▼
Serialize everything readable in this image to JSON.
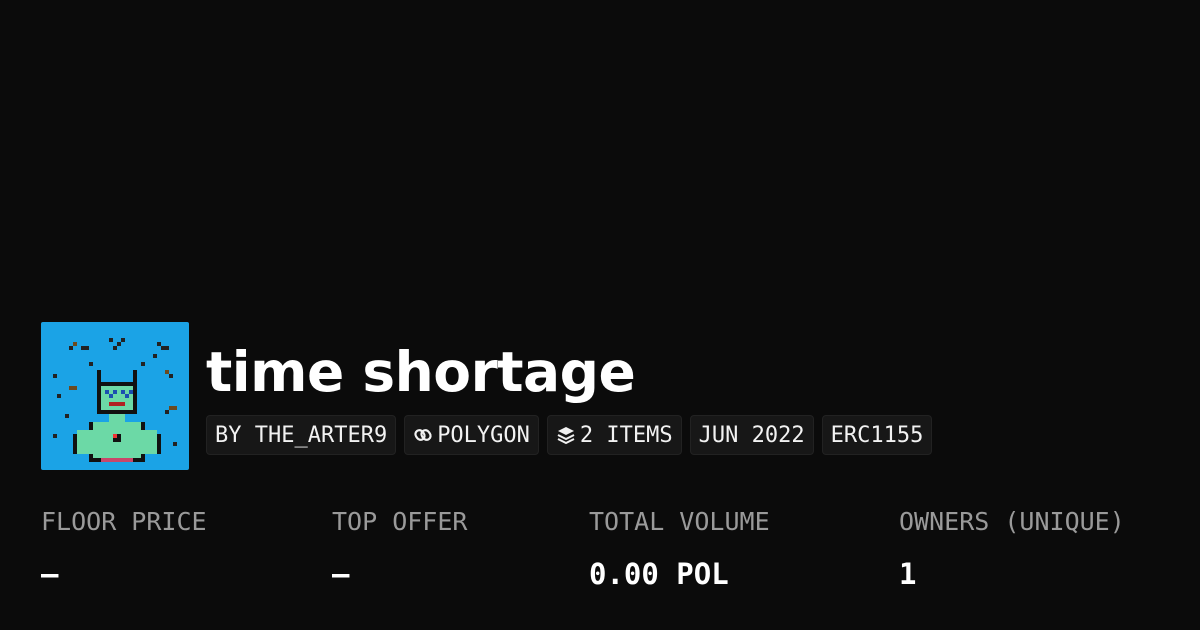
{
  "collection": {
    "title": "time shortage",
    "thumbnail_alt": "pixel art alien on blue background"
  },
  "tags": [
    {
      "label": "BY THE_ARTER9",
      "icon": ""
    },
    {
      "label": "POLYGON",
      "icon": "polygon-chain-icon"
    },
    {
      "label": "2 ITEMS",
      "icon": "layers-icon"
    },
    {
      "label": "JUN 2022",
      "icon": ""
    },
    {
      "label": "ERC1155",
      "icon": ""
    }
  ],
  "stats": [
    {
      "label": "FLOOR PRICE",
      "value": "–"
    },
    {
      "label": "TOP OFFER",
      "value": "–"
    },
    {
      "label": "TOTAL VOLUME",
      "value": "0.00 POL"
    },
    {
      "label": "OWNERS (UNIQUE)",
      "value": "1"
    }
  ],
  "colors": {
    "background": "#0b0b0b",
    "tag_background": "#171717",
    "label_gray": "#9a9a9a",
    "thumbnail_blue": "#1ba3e6",
    "alien_green": "#6cd9a6"
  }
}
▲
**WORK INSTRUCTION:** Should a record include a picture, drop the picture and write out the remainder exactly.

**EXERCISE OUTPUT:**
Serialize everything readable in this image to JSON.
{
  "collection": {
    "title": "time shortage",
    "thumbnail_alt": "pixel art alien on blue background"
  },
  "tags": [
    {
      "label": "BY THE_ARTER9",
      "icon": ""
    },
    {
      "label": "POLYGON",
      "icon": "polygon-chain-icon"
    },
    {
      "label": "2 ITEMS",
      "icon": "layers-icon"
    },
    {
      "label": "JUN 2022",
      "icon": ""
    },
    {
      "label": "ERC1155",
      "icon": ""
    }
  ],
  "stats": [
    {
      "label": "FLOOR PRICE",
      "value": "–"
    },
    {
      "label": "TOP OFFER",
      "value": "–"
    },
    {
      "label": "TOTAL VOLUME",
      "value": "0.00 POL"
    },
    {
      "label": "OWNERS (UNIQUE)",
      "value": "1"
    }
  ],
  "colors": {
    "background": "#0b0b0b",
    "tag_background": "#171717",
    "label_gray": "#9a9a9a",
    "thumbnail_blue": "#1ba3e6",
    "alien_green": "#6cd9a6"
  }
}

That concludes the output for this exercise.